Exercise instructions
All lines from the one containing "Convert this screenshot" through the final line of the material below must appear exactly as they are, with nothing else.

Listed records
· · · · ·

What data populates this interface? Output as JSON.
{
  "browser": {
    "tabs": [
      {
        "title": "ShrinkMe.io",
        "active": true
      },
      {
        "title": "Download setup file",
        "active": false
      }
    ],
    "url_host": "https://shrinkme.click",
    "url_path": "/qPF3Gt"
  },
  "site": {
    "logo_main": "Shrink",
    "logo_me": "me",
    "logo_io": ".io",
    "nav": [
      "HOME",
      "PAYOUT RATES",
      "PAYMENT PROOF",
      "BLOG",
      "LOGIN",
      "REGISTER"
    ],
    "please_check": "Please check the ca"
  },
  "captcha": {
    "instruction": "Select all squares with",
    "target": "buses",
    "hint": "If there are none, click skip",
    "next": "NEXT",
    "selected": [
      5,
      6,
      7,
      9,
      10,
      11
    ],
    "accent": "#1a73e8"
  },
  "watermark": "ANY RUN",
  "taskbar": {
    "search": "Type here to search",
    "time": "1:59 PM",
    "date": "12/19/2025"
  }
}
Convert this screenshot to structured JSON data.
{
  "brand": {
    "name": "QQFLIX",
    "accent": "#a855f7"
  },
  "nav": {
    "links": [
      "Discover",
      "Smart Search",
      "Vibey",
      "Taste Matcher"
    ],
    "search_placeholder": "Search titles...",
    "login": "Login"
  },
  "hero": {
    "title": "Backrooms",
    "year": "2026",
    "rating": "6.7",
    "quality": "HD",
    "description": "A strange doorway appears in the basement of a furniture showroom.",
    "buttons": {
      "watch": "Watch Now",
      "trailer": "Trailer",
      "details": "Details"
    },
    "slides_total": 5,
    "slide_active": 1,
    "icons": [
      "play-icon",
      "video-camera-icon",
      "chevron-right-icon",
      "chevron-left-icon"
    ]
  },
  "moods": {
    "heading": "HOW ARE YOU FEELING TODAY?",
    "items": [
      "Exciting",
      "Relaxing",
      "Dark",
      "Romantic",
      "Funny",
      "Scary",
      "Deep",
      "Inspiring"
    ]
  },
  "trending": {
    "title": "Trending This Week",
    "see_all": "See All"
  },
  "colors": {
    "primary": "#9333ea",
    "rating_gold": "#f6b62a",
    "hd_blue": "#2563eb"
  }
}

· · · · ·

Task answer
Convert this screenshot to structured JSON data.
{
  "brand": {
    "name": "QQFLIX",
    "accent": "#a855f7"
  },
  "nav": {
    "links": [
      "Discover",
      "Smart Search",
      "Vibey",
      "Taste Matcher"
    ],
    "search_placeholder": "Search titles...",
    "login": "Login"
  },
  "hero": {
    "title": "Backrooms",
    "year": "2026",
    "rating": "6.7",
    "quality": "HD",
    "description": "A strange doorway appears in the basement of a furniture showroom.",
    "buttons": {
      "watch": "Watch Now",
      "trailer": "Trailer",
      "details": "Details"
    },
    "slides_total": 5,
    "slide_active": 1,
    "icons": [
      "play-icon",
      "video-camera-icon",
      "chevron-right-icon",
      "chevron-left-icon"
    ]
  },
  "moods": {
    "heading": "HOW ARE YOU FEELING TODAY?",
    "items": [
      "Exciting",
      "Relaxing",
      "Dark",
      "Romantic",
      "Funny",
      "Scary",
      "Deep",
      "Inspiring"
    ]
  },
  "trending": {
    "title": "Trending This Week",
    "see_all": "See All"
  },
  "colors": {
    "primary": "#9333ea",
    "rating_gold": "#f6b62a",
    "hd_blue": "#2563eb"
  }
}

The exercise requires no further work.